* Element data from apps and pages
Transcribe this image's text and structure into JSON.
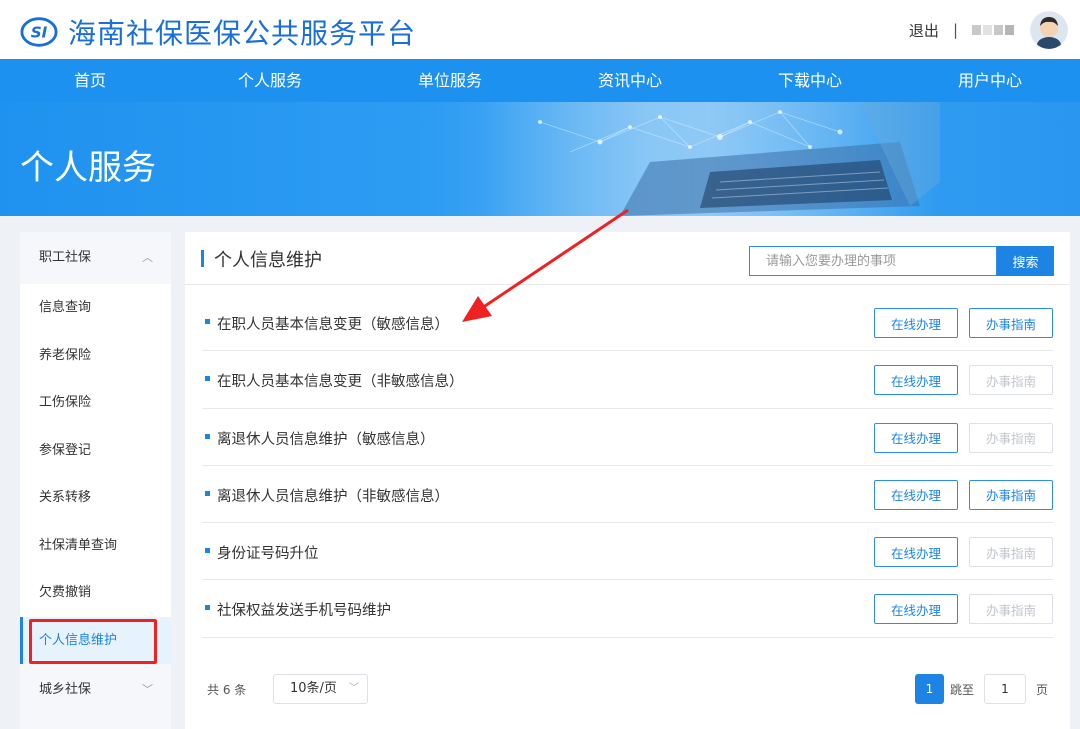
{
  "header": {
    "site_title": "海南社保医保公共服务平台",
    "logout": "退出",
    "separator": "|"
  },
  "nav": {
    "items": [
      {
        "label": "首页"
      },
      {
        "label": "个人服务"
      },
      {
        "label": "单位服务"
      },
      {
        "label": "资讯中心"
      },
      {
        "label": "下载中心"
      },
      {
        "label": "用户中心"
      }
    ]
  },
  "banner": {
    "title": "个人服务"
  },
  "sidebar": {
    "group_top": {
      "label": "职工社保",
      "icon": "chevron-up-icon"
    },
    "items": [
      {
        "label": "信息查询"
      },
      {
        "label": "养老保险"
      },
      {
        "label": "工伤保险"
      },
      {
        "label": "参保登记"
      },
      {
        "label": "关系转移"
      },
      {
        "label": "社保清单查询"
      },
      {
        "label": "欠费撤销"
      },
      {
        "label": "个人信息维护",
        "active": true
      }
    ],
    "group_bottom": {
      "label": "城乡社保",
      "icon": "chevron-down-icon"
    }
  },
  "main": {
    "title": "个人信息维护",
    "search": {
      "placeholder": "请输入您要办理的事项",
      "button": "搜索"
    },
    "rows": [
      {
        "title": "在职人员基本信息变更（敏感信息）",
        "online": "在线办理",
        "guide": "办事指南",
        "guide_enabled": true
      },
      {
        "title": "在职人员基本信息变更（非敏感信息）",
        "online": "在线办理",
        "guide": "办事指南",
        "guide_enabled": false
      },
      {
        "title": "离退休人员信息维护（敏感信息）",
        "online": "在线办理",
        "guide": "办事指南",
        "guide_enabled": false
      },
      {
        "title": "离退休人员信息维护（非敏感信息）",
        "online": "在线办理",
        "guide": "办事指南",
        "guide_enabled": true
      },
      {
        "title": "身份证号码升位",
        "online": "在线办理",
        "guide": "办事指南",
        "guide_enabled": false
      },
      {
        "title": "社保权益发送手机号码维护",
        "online": "在线办理",
        "guide": "办事指南",
        "guide_enabled": false
      }
    ]
  },
  "pager": {
    "total": "共 6 条",
    "page_size": "10条/页",
    "current_page": "1",
    "jump_label": "跳至",
    "jump_value": "1",
    "page_unit": "页"
  },
  "colors": {
    "brand_blue": "#1d84e4",
    "nav_blue": "#1d91f0",
    "annotation_red": "#ee2222"
  }
}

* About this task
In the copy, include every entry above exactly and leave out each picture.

* Answer section
Transcribe this image's text and structure into JSON.
{
  "header": {
    "site_title": "海南社保医保公共服务平台",
    "logout": "退出",
    "separator": "|"
  },
  "nav": {
    "items": [
      {
        "label": "首页"
      },
      {
        "label": "个人服务"
      },
      {
        "label": "单位服务"
      },
      {
        "label": "资讯中心"
      },
      {
        "label": "下载中心"
      },
      {
        "label": "用户中心"
      }
    ]
  },
  "banner": {
    "title": "个人服务"
  },
  "sidebar": {
    "group_top": {
      "label": "职工社保",
      "icon": "chevron-up-icon"
    },
    "items": [
      {
        "label": "信息查询"
      },
      {
        "label": "养老保险"
      },
      {
        "label": "工伤保险"
      },
      {
        "label": "参保登记"
      },
      {
        "label": "关系转移"
      },
      {
        "label": "社保清单查询"
      },
      {
        "label": "欠费撤销"
      },
      {
        "label": "个人信息维护",
        "active": true
      }
    ],
    "group_bottom": {
      "label": "城乡社保",
      "icon": "chevron-down-icon"
    }
  },
  "main": {
    "title": "个人信息维护",
    "search": {
      "placeholder": "请输入您要办理的事项",
      "button": "搜索"
    },
    "rows": [
      {
        "title": "在职人员基本信息变更（敏感信息）",
        "online": "在线办理",
        "guide": "办事指南",
        "guide_enabled": true
      },
      {
        "title": "在职人员基本信息变更（非敏感信息）",
        "online": "在线办理",
        "guide": "办事指南",
        "guide_enabled": false
      },
      {
        "title": "离退休人员信息维护（敏感信息）",
        "online": "在线办理",
        "guide": "办事指南",
        "guide_enabled": false
      },
      {
        "title": "离退休人员信息维护（非敏感信息）",
        "online": "在线办理",
        "guide": "办事指南",
        "guide_enabled": true
      },
      {
        "title": "身份证号码升位",
        "online": "在线办理",
        "guide": "办事指南",
        "guide_enabled": false
      },
      {
        "title": "社保权益发送手机号码维护",
        "online": "在线办理",
        "guide": "办事指南",
        "guide_enabled": false
      }
    ]
  },
  "pager": {
    "total": "共 6 条",
    "page_size": "10条/页",
    "current_page": "1",
    "jump_label": "跳至",
    "jump_value": "1",
    "page_unit": "页"
  },
  "colors": {
    "brand_blue": "#1d84e4",
    "nav_blue": "#1d91f0",
    "annotation_red": "#ee2222"
  }
}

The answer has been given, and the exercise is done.